Robinia. Robinia Pseudo-Acacia L. Locust Tree. False Acacia. Robinier, Fr. Falsche Akasie, G. (Fam. Leguminosae.)—This well-known indigenous tree has a place in the materia medica of the eclectics. The bark of the root is the most active part, and is said to be tonic, and in large doses purgative and emetic. The root and inner bark are poisonous to cattle. The leaves, on the other hand, are said to offer a wholesome food for foraging animals. This would seem confirmed by the experiment of Paven, who failed to find in them any poisonous principles. (For an elaborate investigation of its histology, see P. J., 67, 153.) F. B. Power and J. Cambier (Ph. Rund., Feb., 1890) found an alkaloid identical with choline; also globulin and a phytalbumose, which produces purging and vomiting. It is precipitated by alkaloidal reagents. The bark also contains a poisonous albuminoid or enzyme, robinalbin, which, according to Kobert (M. Bull., April, 1891), is similar to, but not identical with, ricin. Power (P. J., Aug. 17, 1901) summarizes the results of a more detailed investigation of this bark. He names the poisonous proteid robin and states that it belongs to the class of nucleo-proteids. He finds evidences of one or more alkaloids; by hydrolysis he obtained syringic acid, C9H10O5. and a red amorphous substance, syringenin. These products indicate the glucoside syringin, C17H24O8. He also considers that gluco-syringic acid, C15H20O10, may pre-exist in the bark. Power subsequently reaffirmed the presence of the protein, robin, in robinia bark, and confirms its toxic properties and enzymic action. (A. J. P., 1913, 339.) Robin has emetic and purgative properties. Three cases of the poisoning of children by- the root have been recorded. (Ann. Ther., I860, 64.) Z. T. Emery (N. Y. M. J., Jan. 22, 1887) reports the poisoning of thirty-two boys from chewing the inner bark of the tree. The symptoms in the mildest cases were vomiting and flushed face, dryness of the throat and mouth, and dilated pupils. In the severest cases, to these were added epigastric pain, extremely feeble, intermittent heart action, and stupor.

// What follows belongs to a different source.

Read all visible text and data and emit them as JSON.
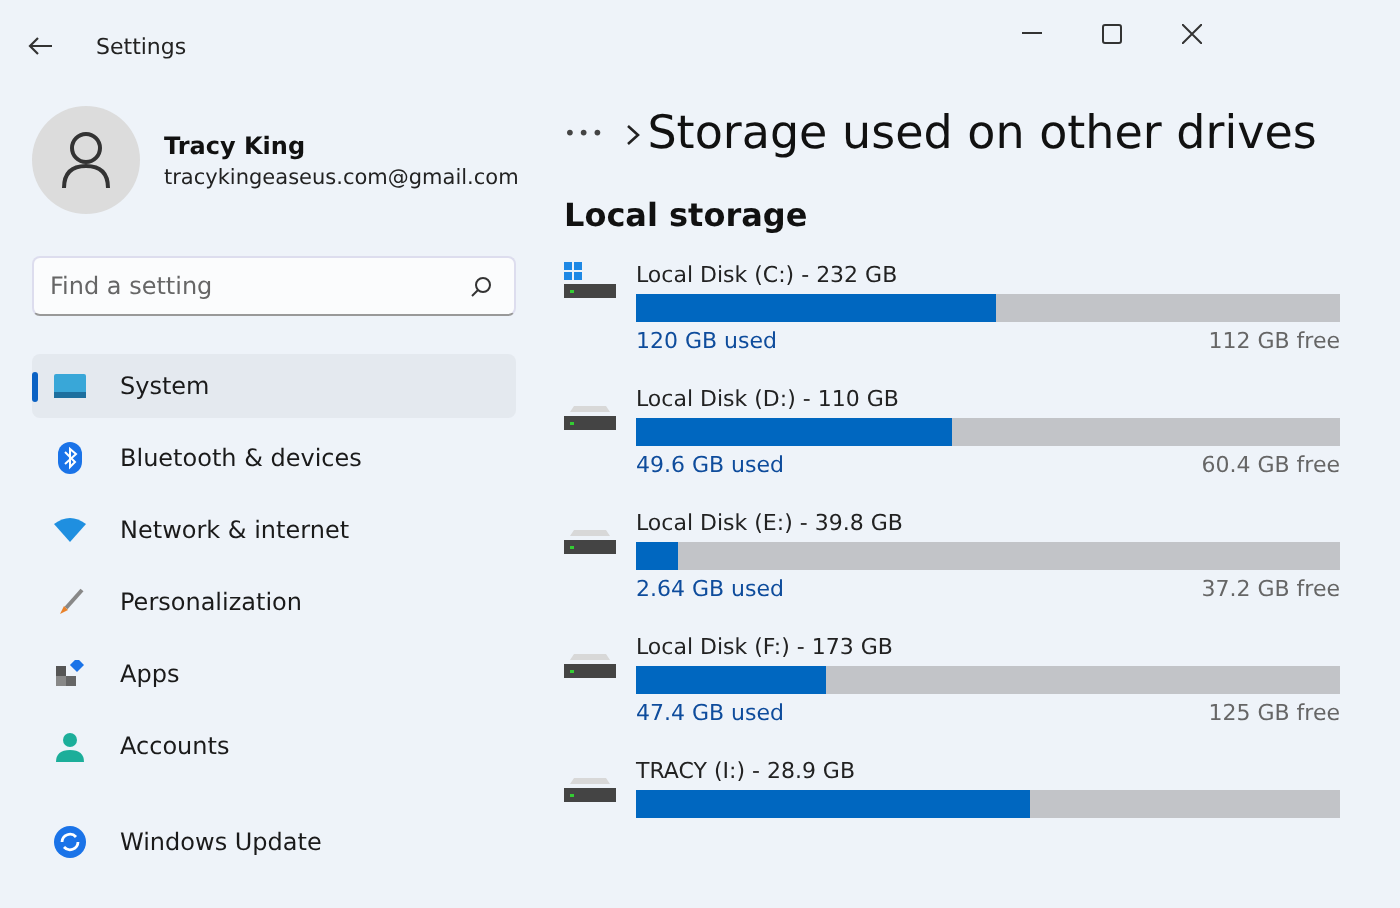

Robinia Nicou Aubl., now known as Lonchocarpus Rufescens Benth.—According to the researches of Geoffrey (Annal. de l'Inst. botanico-geologique colon, de Marseille, 1895), this leguminous plant, which is used in Guiana for the purpose of stupefying fish, contains an active principle, nicoline (C3H4O), which crystallizes in oblique, rhomboidal tables. It has been found by E. Boinet (C. R. S. B., 1896, 10 s., iii) to produce in the lower animals a short primary stage of excitation, followed by one of stupor, great muscular relaxation, enfeeblement of sensibility, mydriasis, fall of temperature, cyanosis, and death through centric paralysis of the respiration, though there is also fall of arterial pressure. In the dog there was salivation and vomiting.

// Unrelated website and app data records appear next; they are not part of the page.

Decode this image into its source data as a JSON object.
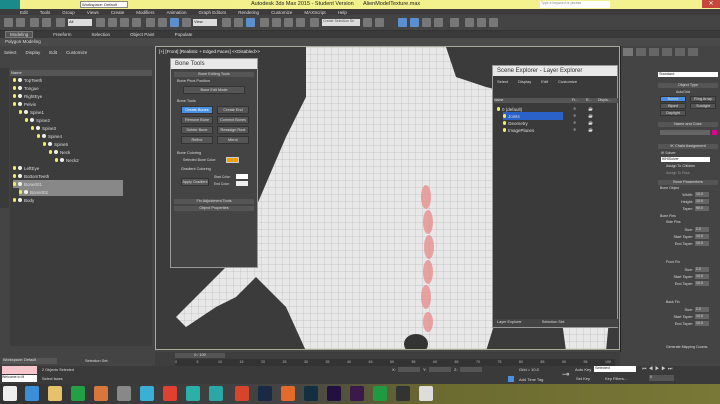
{
  "title": {
    "workspace": "Workspace: Default",
    "app": "Autodesk 3ds Max  2015  - Student Version",
    "file": "AlienModelTexture.max",
    "search_placeholder": "Type a keyword or phrase"
  },
  "menu": [
    "Edit",
    "Tools",
    "Group",
    "Views",
    "Create",
    "Modifiers",
    "Animation",
    "Graph Editors",
    "Rendering",
    "Customize",
    "MAXScript",
    "Help"
  ],
  "toolbar": {
    "filter": "All",
    "coord": "View",
    "selection_set": "Create Selection Se"
  },
  "ribbon": {
    "tabs": [
      "Modeling",
      "Freeform",
      "Selection",
      "Object Paint",
      "Populate"
    ],
    "sub": "Polygon Modeling"
  },
  "explorer": {
    "menu": [
      "Select",
      "Display",
      "Edit",
      "Customize"
    ],
    "col": "Name",
    "items": [
      {
        "name": "TopTeeth",
        "d": 0
      },
      {
        "name": "Tongue",
        "d": 0
      },
      {
        "name": "RightEye",
        "d": 0
      },
      {
        "name": "Pelvis",
        "d": 0
      },
      {
        "name": "Spine1",
        "d": 1
      },
      {
        "name": "Spine2",
        "d": 2
      },
      {
        "name": "Spine3",
        "d": 3
      },
      {
        "name": "Spine4",
        "d": 4
      },
      {
        "name": "Spine5",
        "d": 5
      },
      {
        "name": "Neck",
        "d": 6
      },
      {
        "name": "Neck2",
        "d": 7
      },
      {
        "name": "LeftEye",
        "d": 0
      },
      {
        "name": "BottomTeeth",
        "d": 0
      },
      {
        "name": "Bone001",
        "d": 0
      },
      {
        "name": "Bone002",
        "d": 1
      },
      {
        "name": "Body",
        "d": 0
      }
    ]
  },
  "viewport": {
    "label": "[+] [Front] [Realistic + Edged Faces] <<Disabled>>"
  },
  "bone_tools": {
    "title": "Bone Tools",
    "editing": "Bone Editing Tools",
    "pivot": "Bone Pivot Position",
    "edit_mode": "Bone Edit Mode",
    "tools": "Bone Tools",
    "buttons": [
      "Create Bones",
      "Create End",
      "Remove Bone",
      "Connect Bones",
      "Delete Bone",
      "Reassign Root",
      "Refine",
      "Mirror"
    ],
    "coloring": "Bone Coloring",
    "sel_color": "Selected Bone Color:",
    "gradient": "Gradient Coloring",
    "apply": "Apply Gradient",
    "start": "Start Color:",
    "end": "End Color:",
    "fin": "Fin Adjustment Tools",
    "props": "Object Properties",
    "accent": "#f5a000"
  },
  "layer_explorer": {
    "title": "Scene Explorer - Layer Explorer",
    "menu": [
      "Select",
      "Display",
      "Edit",
      "Customize"
    ],
    "cols": [
      "Name",
      "Fr...",
      "R...",
      "Displa..."
    ],
    "items": [
      "0 (default)",
      "Joints",
      "Geometry",
      "ImagePlanes"
    ],
    "footer": "Layer Explorer",
    "footer2": "Selection Set:"
  },
  "command": {
    "dropdown": "Standard",
    "object_type": "Object Type",
    "autogrid": "AutoGrid",
    "types": [
      "Bones",
      "Ring Array",
      "Biped",
      "Sunlight",
      "Daylight"
    ],
    "name_color": "Name and Color",
    "ik": "IK Chain Assignment",
    "ik_solver": "IK Solver:",
    "ik_value": "IKHISolver",
    "assign_children": "Assign To Children",
    "assign_root": "Assign To Root",
    "bone_params": "Bone Parameters",
    "bone_object": "Bone Object",
    "width": [
      "Width:",
      "10.0"
    ],
    "height": [
      "Height:",
      "10.0"
    ],
    "taper": [
      "Taper:",
      "90.0"
    ],
    "bone_fins": "Bone Fins",
    "fins": [
      "Side Fins",
      "Front Fin",
      "Back Fin"
    ],
    "size": [
      "Size:",
      "2.0"
    ],
    "start_taper": [
      "Start Taper:",
      "10.0"
    ],
    "end_taper": [
      "End Taper:",
      "10.0"
    ],
    "mapping": "Generate Mapping Coords.",
    "swatch": "#e0008a"
  },
  "timeline": {
    "frame": "0 / 100",
    "ticks": [
      "0",
      "5",
      "10",
      "15",
      "20",
      "25",
      "30",
      "35",
      "40",
      "45",
      "50",
      "55",
      "60",
      "65",
      "70",
      "75",
      "80",
      "85",
      "90",
      "95",
      "100"
    ]
  },
  "status": {
    "workspace": "Workspace: Default",
    "selset": "Selection Set:",
    "selected": "2 Objects Selected",
    "prompt": "Select faces",
    "script": "Welcome to M",
    "x": "X:",
    "y": "Y:",
    "z": "Z:",
    "grid": "Grid = 10.0",
    "add_tag": "Add Time Tag",
    "auto_key": "Auto Key",
    "set_key": "Set Key",
    "sel": "Selected",
    "key_filters": "Key Filters...",
    "frame": "0"
  }
}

The Dispensatory of the United States of America, 1918, was edited by Joseph P. Remington, Horatio C. Wood and others.